About:Palindromedary Members History Names Publishing
Palindromes are fascinating beasts. Imagine running a race on a cross-country course. Immediately after the start, you passed through a forest, then a desert where a giraffe cheered you on, and ended on a beach by the ocean. At what you thought was the finish line, the race director said you had to turn around and run back the way you came to complete the race. So you ran the course backwards and saw first the exact same forest, then the giraffe in the desert, and finished at the beach. Puzzled, you turned around and looked back. The beach was gone and the forest beckoned.
That's what makes palindromes magical. Read it through normally, left to right, and it makes sense. Then flip it around in reverse, and read the exact same thing. As if that wasn't crazy enough, our genes contain palindromes, over ten million of them!
A palindrome can be simple, wearing its symmetry proudly like a Mardis Gras costume. Another might be subtle and deceptive, appearing as an ordinary sentence, only to reveal its mirror nature with a flourish. Every palindrome is a spider walking across a mirror, existing on the invisible boundary between reality and wonderland. The spider palindrome lives on each side simultaneously, like Alice in her looking glass worlds.
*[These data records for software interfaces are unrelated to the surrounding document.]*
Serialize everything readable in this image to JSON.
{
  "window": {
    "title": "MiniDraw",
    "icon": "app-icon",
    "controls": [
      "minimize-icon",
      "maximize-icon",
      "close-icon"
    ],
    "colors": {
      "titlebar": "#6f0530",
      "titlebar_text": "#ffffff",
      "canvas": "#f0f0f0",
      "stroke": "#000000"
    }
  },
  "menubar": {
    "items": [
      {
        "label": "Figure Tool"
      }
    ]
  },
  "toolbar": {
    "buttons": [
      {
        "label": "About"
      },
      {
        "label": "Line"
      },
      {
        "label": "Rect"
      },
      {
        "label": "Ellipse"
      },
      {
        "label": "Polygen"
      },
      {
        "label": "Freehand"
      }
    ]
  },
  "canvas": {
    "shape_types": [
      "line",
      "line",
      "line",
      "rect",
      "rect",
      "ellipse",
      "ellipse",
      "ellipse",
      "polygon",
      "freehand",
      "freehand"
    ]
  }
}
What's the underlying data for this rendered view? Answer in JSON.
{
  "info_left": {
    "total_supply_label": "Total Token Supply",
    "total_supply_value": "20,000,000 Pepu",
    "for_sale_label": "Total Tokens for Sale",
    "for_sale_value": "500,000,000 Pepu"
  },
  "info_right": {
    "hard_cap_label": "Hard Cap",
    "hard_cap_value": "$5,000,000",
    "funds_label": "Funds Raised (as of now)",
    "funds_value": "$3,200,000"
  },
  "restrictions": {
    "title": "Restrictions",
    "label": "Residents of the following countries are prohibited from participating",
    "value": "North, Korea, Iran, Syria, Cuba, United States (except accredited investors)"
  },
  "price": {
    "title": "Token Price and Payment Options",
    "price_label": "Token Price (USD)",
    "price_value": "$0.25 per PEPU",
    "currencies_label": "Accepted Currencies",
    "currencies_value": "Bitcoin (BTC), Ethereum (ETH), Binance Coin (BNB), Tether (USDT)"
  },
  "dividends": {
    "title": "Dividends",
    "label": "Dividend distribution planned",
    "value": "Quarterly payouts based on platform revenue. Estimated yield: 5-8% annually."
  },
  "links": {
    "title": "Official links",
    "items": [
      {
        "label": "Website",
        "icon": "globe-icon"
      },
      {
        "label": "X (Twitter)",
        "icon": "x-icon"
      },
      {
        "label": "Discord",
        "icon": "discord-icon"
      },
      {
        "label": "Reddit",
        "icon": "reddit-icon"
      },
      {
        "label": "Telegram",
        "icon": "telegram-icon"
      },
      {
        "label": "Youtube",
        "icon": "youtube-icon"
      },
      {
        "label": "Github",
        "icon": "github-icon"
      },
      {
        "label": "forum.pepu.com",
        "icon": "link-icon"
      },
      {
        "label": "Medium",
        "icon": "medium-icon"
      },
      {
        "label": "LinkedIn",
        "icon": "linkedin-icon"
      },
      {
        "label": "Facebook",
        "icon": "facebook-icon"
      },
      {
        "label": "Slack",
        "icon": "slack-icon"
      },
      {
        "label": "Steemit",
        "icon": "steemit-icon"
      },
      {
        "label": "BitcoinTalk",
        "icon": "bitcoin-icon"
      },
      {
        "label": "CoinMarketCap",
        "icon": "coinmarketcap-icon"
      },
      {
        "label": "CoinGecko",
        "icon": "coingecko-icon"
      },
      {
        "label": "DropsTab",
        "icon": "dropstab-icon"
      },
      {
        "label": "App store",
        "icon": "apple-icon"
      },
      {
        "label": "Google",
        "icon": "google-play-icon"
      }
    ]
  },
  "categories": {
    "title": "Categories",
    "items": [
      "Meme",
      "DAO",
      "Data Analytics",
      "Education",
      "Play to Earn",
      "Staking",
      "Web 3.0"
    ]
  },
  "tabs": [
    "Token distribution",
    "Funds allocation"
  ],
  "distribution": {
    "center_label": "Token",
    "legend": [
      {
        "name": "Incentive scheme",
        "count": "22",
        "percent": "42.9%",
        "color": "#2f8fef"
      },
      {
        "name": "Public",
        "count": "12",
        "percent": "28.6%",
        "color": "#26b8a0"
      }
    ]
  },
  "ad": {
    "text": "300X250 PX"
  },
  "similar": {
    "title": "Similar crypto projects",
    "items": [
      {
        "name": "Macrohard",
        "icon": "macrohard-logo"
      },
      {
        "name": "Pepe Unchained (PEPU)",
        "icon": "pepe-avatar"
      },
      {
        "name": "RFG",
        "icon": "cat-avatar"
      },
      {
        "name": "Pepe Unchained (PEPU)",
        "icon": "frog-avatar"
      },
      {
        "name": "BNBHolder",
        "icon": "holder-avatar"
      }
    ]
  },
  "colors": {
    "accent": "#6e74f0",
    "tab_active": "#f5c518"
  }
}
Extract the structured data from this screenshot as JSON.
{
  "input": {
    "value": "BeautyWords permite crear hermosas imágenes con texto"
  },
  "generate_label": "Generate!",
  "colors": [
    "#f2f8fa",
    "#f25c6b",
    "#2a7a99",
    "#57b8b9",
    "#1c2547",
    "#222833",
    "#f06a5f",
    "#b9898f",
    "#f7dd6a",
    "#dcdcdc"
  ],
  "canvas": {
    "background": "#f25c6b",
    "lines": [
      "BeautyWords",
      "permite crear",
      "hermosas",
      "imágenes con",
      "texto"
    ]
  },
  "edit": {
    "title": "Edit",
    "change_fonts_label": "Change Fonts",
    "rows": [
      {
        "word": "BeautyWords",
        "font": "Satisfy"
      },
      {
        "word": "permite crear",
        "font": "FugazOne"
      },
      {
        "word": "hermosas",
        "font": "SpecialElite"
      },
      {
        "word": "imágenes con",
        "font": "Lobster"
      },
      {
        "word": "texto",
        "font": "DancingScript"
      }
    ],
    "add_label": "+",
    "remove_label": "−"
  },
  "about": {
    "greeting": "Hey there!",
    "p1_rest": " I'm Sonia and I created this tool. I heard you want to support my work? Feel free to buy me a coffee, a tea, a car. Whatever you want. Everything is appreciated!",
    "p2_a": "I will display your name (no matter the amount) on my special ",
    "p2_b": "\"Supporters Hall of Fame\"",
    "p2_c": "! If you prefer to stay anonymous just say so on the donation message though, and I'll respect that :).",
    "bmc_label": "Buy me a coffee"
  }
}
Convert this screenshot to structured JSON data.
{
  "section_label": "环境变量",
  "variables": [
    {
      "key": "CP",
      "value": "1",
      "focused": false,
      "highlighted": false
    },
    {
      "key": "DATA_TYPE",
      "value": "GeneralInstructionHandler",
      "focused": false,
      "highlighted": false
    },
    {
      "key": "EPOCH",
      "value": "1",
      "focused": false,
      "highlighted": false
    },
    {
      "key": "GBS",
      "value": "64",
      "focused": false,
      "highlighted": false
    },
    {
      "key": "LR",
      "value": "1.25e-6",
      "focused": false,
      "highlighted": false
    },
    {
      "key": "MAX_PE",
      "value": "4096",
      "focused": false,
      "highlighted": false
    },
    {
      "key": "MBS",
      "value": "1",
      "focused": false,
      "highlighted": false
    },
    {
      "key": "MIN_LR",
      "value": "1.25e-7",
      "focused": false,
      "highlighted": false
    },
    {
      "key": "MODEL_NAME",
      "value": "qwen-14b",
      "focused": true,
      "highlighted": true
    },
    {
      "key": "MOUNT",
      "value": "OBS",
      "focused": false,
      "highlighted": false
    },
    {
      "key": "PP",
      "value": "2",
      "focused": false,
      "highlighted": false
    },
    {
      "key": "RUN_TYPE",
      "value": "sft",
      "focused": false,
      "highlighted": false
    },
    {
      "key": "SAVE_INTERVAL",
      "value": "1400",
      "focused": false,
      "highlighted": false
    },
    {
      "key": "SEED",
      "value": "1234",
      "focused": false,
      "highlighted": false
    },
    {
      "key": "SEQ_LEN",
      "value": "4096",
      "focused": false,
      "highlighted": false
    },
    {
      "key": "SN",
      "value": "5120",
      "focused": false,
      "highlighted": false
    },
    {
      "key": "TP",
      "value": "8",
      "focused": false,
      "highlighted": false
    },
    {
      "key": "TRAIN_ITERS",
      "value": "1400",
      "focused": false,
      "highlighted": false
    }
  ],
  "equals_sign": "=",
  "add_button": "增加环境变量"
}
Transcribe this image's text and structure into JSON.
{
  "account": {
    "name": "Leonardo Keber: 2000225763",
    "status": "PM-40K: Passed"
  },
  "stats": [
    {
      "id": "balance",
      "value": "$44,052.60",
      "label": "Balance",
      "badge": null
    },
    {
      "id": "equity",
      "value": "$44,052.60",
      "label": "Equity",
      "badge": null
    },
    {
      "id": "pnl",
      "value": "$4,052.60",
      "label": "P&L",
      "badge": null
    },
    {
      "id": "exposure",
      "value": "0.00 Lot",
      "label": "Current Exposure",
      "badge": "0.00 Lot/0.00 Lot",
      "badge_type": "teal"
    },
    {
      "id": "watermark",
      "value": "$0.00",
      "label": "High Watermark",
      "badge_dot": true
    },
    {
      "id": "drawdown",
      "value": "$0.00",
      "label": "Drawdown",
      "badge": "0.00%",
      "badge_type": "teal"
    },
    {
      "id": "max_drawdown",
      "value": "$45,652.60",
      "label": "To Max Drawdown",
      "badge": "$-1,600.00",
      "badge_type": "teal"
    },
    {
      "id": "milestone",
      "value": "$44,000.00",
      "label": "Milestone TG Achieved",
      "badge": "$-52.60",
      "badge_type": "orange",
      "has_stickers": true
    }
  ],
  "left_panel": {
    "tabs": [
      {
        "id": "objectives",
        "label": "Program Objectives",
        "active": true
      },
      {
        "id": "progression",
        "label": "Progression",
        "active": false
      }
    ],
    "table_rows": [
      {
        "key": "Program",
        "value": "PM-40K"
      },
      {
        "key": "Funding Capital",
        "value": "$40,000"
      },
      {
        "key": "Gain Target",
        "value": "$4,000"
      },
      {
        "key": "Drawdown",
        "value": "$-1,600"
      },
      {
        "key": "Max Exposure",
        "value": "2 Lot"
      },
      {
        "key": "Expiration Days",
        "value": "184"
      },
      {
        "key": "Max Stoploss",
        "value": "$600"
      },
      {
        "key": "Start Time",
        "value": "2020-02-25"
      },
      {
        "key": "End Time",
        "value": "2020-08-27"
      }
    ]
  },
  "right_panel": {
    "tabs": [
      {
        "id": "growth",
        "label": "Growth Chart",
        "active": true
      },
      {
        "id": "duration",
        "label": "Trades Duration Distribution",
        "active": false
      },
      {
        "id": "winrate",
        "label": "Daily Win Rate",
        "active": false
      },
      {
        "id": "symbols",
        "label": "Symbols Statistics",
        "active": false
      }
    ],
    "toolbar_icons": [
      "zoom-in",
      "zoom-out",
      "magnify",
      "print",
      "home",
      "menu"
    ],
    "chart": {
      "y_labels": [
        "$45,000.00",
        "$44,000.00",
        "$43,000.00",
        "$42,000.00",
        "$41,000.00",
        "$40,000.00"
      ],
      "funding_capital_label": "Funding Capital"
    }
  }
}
From 79 AD, in Pompeii, comes the Sator Square, the earliest documented palindrome. Remarkably, this construction of five five-letter Latin words is also a two-dimensional palindrome. Latin scholars have found many other palindromes. It seems people have enjoyed word play for about two thousand years or more.
Palindromes are fun to read, but devilishly hard to write. I tried for years and never got past two-word palindromes. That's where my Palindromedary comes in.
When I decided to solicit new palindromes from visitors, I knew I wanted to test each submission for originality. Even for independent efforts, I saw no point in duplicating entries. The only way to determine originality is to have a list of known palindromes.
To that end, I did a relatively thorough online search. The result is a collection in the database of every unique palindrome I found. Because many of the source sites are copyrighted, I do not publish this list on palindromedary.us. Someday I might contact the sources for permission. For now, I only use the collection to determine if a submitted palindrome is unique. However, just because my online checker says a palindrome is unique does not mean it truly is. My list is not comprehensive.
As for palindromes created by Palindrome Composer users, I do publish those on palindromedary.us. Per the Terms agreement, if you submit a palindrome, you retain ownership rights and grant Big Leaf, LLC the rights to publish the palindrome and other submitted information in any way. One such way is to list each original palindrome on a public page of the palindromedary.us website. That lets everyone enjoy your creative work and know who created it.
I also plan to publish an anthology of all the palindromes composed each year. Such books were once quite popular, and I suspect they will again be in demand as the number of new palindromes surges. I must be able to contact you before publishing your work, so be sure to keep your contact information up to date on palindromedary.us.
Memberships are FREE. I’m grateful for your interest.